--- START ---

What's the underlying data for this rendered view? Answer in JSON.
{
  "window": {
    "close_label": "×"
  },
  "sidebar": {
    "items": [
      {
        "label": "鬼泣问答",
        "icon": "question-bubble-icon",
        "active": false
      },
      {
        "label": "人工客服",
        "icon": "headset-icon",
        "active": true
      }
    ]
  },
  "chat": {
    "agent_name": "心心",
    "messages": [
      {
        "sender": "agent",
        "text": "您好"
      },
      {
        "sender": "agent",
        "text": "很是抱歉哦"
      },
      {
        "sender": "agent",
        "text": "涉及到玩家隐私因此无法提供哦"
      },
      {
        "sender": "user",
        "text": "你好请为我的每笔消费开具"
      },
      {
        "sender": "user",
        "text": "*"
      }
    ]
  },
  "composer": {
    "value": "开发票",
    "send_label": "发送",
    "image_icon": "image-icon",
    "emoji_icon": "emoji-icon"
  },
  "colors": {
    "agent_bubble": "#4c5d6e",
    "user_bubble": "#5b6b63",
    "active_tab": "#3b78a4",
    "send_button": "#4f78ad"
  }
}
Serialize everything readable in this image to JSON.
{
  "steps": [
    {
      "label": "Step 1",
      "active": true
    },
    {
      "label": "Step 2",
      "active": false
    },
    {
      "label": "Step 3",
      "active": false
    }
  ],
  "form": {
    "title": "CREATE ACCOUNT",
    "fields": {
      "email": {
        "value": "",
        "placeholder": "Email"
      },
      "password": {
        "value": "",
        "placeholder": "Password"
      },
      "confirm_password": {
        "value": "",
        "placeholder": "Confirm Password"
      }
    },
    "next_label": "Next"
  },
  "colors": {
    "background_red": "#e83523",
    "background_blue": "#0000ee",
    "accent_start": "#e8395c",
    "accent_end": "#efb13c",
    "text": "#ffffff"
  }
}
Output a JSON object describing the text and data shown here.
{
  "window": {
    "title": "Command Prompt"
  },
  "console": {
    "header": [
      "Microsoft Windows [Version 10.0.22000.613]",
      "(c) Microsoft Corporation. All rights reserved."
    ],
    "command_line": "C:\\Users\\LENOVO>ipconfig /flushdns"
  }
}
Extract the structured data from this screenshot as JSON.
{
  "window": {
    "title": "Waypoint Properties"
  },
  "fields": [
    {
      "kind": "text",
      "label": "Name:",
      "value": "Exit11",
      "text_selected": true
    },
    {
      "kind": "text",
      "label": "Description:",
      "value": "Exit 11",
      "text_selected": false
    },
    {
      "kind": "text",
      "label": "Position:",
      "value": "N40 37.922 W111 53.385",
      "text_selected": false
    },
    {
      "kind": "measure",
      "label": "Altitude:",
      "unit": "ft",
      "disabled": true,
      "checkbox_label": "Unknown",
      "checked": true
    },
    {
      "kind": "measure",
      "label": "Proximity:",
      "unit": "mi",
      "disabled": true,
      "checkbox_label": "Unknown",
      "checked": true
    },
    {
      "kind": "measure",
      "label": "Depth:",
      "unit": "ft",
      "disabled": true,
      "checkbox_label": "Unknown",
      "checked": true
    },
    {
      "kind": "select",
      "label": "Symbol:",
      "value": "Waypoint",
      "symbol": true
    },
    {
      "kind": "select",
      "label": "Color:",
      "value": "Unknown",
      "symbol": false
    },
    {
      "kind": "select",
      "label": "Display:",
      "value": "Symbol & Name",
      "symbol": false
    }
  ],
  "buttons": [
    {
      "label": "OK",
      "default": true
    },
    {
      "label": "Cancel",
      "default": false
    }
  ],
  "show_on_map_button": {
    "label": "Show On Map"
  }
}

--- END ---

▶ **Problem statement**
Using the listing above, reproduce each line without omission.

▶ **Response**
What's the underlying data for this rendered view? Answer in JSON.
{
  "window": {
    "close_label": "×"
  },
  "sidebar": {
    "items": [
      {
        "label": "鬼泣问答",
        "icon": "question-bubble-icon",
        "active": false
      },
      {
        "label": "人工客服",
        "icon": "headset-icon",
        "active": true
      }
    ]
  },
  "chat": {
    "agent_name": "心心",
    "messages": [
      {
        "sender": "agent",
        "text": "您好"
      },
      {
        "sender": "agent",
        "text": "很是抱歉哦"
      },
      {
        "sender": "agent",
        "text": "涉及到玩家隐私因此无法提供哦"
      },
      {
        "sender": "user",
        "text": "你好请为我的每笔消费开具"
      },
      {
        "sender": "user",
        "text": "*"
      }
    ]
  },
  "composer": {
    "value": "开发票",
    "send_label": "发送",
    "image_icon": "image-icon",
    "emoji_icon": "emoji-icon"
  },
  "colors": {
    "agent_bubble": "#4c5d6e",
    "user_bubble": "#5b6b63",
    "active_tab": "#3b78a4",
    "send_button": "#4f78ad"
  }
}
Serialize everything readable in this image to JSON.
{
  "steps": [
    {
      "label": "Step 1",
      "active": true
    },
    {
      "label": "Step 2",
      "active": false
    },
    {
      "label": "Step 3",
      "active": false
    }
  ],
  "form": {
    "title": "CREATE ACCOUNT",
    "fields": {
      "email": {
        "value": "",
        "placeholder": "Email"
      },
      "password": {
        "value": "",
        "placeholder": "Password"
      },
      "confirm_password": {
        "value": "",
        "placeholder": "Confirm Password"
      }
    },
    "next_label": "Next"
  },
  "colors": {
    "background_red": "#e83523",
    "background_blue": "#0000ee",
    "accent_start": "#e8395c",
    "accent_end": "#efb13c",
    "text": "#ffffff"
  }
}
Output a JSON object describing the text and data shown here.
{
  "window": {
    "title": "Command Prompt"
  },
  "console": {
    "header": [
      "Microsoft Windows [Version 10.0.22000.613]",
      "(c) Microsoft Corporation. All rights reserved."
    ],
    "command_line": "C:\\Users\\LENOVO>ipconfig /flushdns"
  }
}
Extract the structured data from this screenshot as JSON.
{
  "window": {
    "title": "Waypoint Properties"
  },
  "fields": [
    {
      "kind": "text",
      "label": "Name:",
      "value": "Exit11",
      "text_selected": true
    },
    {
      "kind": "text",
      "label": "Description:",
      "value": "Exit 11",
      "text_selected": false
    },
    {
      "kind": "text",
      "label": "Position:",
      "value": "N40 37.922 W111 53.385",
      "text_selected": false
    },
    {
      "kind": "measure",
      "label": "Altitude:",
      "unit": "ft",
      "disabled": true,
      "checkbox_label": "Unknown",
      "checked": true
    },
    {
      "kind": "measure",
      "label": "Proximity:",
      "unit": "mi",
      "disabled": true,
      "checkbox_label": "Unknown",
      "checked": true
    },
    {
      "kind": "measure",
      "label": "Depth:",
      "unit": "ft",
      "disabled": true,
      "checkbox_label": "Unknown",
      "checked": true
    },
    {
      "kind": "select",
      "label": "Symbol:",
      "value": "Waypoint",
      "symbol": true
    },
    {
      "kind": "select",
      "label": "Color:",
      "value": "Unknown",
      "symbol": false
    },
    {
      "kind": "select",
      "label": "Display:",
      "value": "Symbol & Name",
      "symbol": false
    }
  ],
  "buttons": [
    {
      "label": "OK",
      "default": true
    },
    {
      "label": "Cancel",
      "default": false
    }
  ],
  "show_on_map_button": {
    "label": "Show On Map"
  }
}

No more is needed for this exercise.